The sights quickly became a favorite feature of this gun. I appreciate how fast and precise I can be with them. Shooting birdshot, I like to use clay pigeons as targets placed on my berm. When testing, I try to make it more fun than just shooting handguns.
I set four clay pigeons on the berm in a square pattern and aimed at the center. I used a shot timer to record the time it took to burst all four and tried to beat my time. The sights made it easy to be fast and precise. The rear ghost ring is very wide, and that makes it quick to get the gun on target.
The sights are adjustable, too, which makes it easy to dial the weapon in for whatever load you choose to use.
I patterned the gun with Federal FliteControl 00 loads and moved the sights a hair to match the pattern. This resulted in my being able to score sub-1.5-second snapshots into the head of a target at 15 yards from the low ready.
Boom, Boom, Boom
I wish the pump was textured more aggressively. I’ve trained myself to work the pump with gusto to avoid short stroking and my hands often felt like they were close to slipping off. A little skateboard tape might do.
In terms of magazine changes, you won’t be doing it as fast as you do with an AR-15. Shotgun magazine reloads aren’t particularly speedy.
The magazines don’t always drop free when you press the release button…you’ll have to pull them out before ramming another one in place. Reloading the gun with the 5 and 9 round magazines isn’t ridiculous, however doing it with the 19-rounder is a bit of a hassle.
Recoil is standard 12 gauge recoil. It can be rough if you don’t know how to mitigate it. The trigger is a little mushy, but light overall. The pump action is very smooth and glides rearward without much force exerted.
I was curious if I could still do port loads should I run the VRPA40 dry. It turns out I can and was able to do them quickly. The detachable magazine doesn’t interrupt feeding from the port in case you need an emergency reload.
I enjoyed this little gun and was surprised at the quality compared for the very reasonable price. They seem to be floating around for about $250 retail. It’s a very affordable price for a magazine-fed pump-action shotgun. In my opinion, it’s a better design than the Remington 870 DM and cheaper than the Mossberg 590M models.
Specifications: Rock Island Armory VRPA40 Magazine-Fed Shotgun
Barrel Length: 20 inches
Overall Length: 40 inches
Weight: 6.9 pounds
Caliber: 12 gauge
Chamber: 2 3/4 and 3 inch shells
Capacity: 5, 9, and 19 rounds
MSRP: $399 (about $250 retail)
Ratings (Out of 5 Stars)
Ergonomics * * *
The ergonomics aren’t bad, but they aren’t great. The shotgun feels a little long and I wish the pump had more texture to it. Fast mag swaps won’t be easy, and the pump lock is unusually placed.
Reliability * * * * *
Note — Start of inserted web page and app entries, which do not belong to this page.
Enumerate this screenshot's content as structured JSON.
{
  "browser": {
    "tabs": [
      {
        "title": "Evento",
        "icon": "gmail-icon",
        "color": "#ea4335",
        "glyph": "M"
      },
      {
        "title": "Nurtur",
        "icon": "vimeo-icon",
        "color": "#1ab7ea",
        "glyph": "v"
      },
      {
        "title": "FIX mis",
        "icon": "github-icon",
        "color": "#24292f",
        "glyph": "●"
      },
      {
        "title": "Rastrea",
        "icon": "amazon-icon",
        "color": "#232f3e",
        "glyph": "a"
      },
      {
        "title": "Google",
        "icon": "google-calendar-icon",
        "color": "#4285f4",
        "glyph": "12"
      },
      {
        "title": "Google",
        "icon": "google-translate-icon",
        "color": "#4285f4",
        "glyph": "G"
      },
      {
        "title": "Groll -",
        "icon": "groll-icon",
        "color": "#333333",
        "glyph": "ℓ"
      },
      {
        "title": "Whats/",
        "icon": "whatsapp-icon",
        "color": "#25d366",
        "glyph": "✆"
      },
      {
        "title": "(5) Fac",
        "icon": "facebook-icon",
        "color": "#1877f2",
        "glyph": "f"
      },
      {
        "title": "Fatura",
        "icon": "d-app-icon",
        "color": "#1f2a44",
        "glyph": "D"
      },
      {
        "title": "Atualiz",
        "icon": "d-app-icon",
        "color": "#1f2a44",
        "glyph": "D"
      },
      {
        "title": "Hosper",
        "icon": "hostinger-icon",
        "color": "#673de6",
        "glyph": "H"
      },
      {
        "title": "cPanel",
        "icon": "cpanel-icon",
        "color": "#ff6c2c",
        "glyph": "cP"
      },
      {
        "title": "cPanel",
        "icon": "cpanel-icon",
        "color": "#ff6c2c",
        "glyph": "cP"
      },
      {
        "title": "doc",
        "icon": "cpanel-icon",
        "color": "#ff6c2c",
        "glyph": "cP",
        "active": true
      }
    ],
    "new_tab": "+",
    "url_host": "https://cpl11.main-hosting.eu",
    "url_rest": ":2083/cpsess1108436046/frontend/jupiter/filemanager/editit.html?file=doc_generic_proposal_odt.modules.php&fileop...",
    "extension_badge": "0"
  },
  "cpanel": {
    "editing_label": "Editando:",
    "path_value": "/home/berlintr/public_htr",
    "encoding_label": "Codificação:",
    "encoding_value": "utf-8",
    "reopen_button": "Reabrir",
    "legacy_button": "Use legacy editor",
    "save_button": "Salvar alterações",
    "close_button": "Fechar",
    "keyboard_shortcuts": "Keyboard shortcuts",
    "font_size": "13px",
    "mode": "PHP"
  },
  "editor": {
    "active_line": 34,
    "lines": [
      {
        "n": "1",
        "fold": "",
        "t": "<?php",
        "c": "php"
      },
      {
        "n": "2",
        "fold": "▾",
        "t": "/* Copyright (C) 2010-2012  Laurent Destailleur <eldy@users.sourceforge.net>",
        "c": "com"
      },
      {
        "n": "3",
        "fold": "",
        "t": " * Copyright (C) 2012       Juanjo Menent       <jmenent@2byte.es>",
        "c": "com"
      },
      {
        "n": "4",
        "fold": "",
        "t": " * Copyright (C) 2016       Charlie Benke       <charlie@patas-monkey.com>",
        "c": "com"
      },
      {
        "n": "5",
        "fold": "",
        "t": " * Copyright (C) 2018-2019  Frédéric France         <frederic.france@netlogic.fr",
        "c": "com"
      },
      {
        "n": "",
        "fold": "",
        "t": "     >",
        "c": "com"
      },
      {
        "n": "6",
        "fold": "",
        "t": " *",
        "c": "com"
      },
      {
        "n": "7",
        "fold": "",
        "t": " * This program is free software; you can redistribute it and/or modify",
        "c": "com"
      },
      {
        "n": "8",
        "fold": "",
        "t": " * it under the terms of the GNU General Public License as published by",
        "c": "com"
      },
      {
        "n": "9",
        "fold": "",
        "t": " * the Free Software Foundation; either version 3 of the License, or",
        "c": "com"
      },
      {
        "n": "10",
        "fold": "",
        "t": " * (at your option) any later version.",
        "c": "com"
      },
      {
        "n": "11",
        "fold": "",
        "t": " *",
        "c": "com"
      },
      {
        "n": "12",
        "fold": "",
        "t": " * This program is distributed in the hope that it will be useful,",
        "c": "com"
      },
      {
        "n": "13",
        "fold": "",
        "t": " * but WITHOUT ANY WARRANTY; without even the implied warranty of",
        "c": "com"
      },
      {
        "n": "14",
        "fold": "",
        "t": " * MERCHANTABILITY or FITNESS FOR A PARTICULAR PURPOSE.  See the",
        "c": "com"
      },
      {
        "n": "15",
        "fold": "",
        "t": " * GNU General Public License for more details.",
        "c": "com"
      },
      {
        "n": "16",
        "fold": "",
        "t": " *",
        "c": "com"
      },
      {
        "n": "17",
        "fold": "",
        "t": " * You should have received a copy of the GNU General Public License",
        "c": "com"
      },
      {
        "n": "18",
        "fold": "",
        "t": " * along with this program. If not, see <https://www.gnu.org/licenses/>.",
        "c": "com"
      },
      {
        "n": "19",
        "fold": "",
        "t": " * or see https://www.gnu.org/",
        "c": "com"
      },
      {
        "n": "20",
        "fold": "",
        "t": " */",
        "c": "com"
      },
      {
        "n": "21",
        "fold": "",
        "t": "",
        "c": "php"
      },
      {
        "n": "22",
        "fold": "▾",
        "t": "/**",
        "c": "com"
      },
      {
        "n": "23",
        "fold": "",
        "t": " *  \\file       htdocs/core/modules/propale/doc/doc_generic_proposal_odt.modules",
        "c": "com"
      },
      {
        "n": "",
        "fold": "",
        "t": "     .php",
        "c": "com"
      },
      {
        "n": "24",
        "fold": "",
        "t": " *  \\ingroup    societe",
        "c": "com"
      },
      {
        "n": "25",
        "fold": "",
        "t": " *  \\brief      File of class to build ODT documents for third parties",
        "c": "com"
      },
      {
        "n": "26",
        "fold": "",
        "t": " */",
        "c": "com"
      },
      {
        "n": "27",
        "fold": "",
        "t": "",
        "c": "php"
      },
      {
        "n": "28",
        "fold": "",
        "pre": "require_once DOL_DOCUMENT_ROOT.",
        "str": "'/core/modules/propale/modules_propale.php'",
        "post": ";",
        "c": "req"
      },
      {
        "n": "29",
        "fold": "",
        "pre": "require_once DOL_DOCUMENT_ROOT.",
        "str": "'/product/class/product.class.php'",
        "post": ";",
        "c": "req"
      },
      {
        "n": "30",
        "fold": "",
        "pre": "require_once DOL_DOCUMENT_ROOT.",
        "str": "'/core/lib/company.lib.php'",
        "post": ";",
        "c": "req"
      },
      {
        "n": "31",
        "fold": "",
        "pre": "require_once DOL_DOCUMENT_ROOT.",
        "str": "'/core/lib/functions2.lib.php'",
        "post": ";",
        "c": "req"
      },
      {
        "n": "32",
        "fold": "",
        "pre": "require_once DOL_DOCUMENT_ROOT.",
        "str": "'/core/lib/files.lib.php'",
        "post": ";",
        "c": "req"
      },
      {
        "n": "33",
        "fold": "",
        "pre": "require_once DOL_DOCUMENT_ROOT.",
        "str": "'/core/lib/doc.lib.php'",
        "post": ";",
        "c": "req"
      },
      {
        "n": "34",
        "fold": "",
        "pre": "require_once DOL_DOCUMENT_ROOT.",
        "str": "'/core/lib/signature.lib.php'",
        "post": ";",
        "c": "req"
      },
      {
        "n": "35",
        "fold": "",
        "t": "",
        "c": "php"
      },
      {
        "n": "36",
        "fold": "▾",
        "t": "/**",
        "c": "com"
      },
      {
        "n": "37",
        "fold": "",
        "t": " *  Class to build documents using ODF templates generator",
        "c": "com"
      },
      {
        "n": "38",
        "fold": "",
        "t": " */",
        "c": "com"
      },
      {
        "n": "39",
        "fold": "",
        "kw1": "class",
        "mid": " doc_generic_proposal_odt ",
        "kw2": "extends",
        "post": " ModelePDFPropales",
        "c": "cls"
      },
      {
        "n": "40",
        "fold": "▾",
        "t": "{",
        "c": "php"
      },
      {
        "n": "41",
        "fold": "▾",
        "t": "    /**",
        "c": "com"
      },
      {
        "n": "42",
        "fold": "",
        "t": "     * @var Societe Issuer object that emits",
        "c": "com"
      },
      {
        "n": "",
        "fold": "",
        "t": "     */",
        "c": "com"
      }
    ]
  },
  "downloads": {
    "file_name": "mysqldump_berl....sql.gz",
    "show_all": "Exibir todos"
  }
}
The only malfunction I experienced in 350+ rounds was when I didn’t load a shell in the magazine the right way. That’s it. The VRPA40 fired everything else perfectly fine. (No, it doesn’t cycle mini shells.)
Trigger * * * *
Nothing to write home about but the trigger is more than serviceable. And on a shotgun the trigger matters relatively little. It’s above average in my opinion.
You can put an optic on it, and that seems to be it.
Overall * * * *
The VRPA40 is a fun little gun with a very affordable price tag. Magazines vary in capacity quite a bit and give you plenty of ammo capacity options. I could see the VRPA40 being a fun 3-gun shotgun (though slow on the reloads), and even a good hunting and home defense shotgun.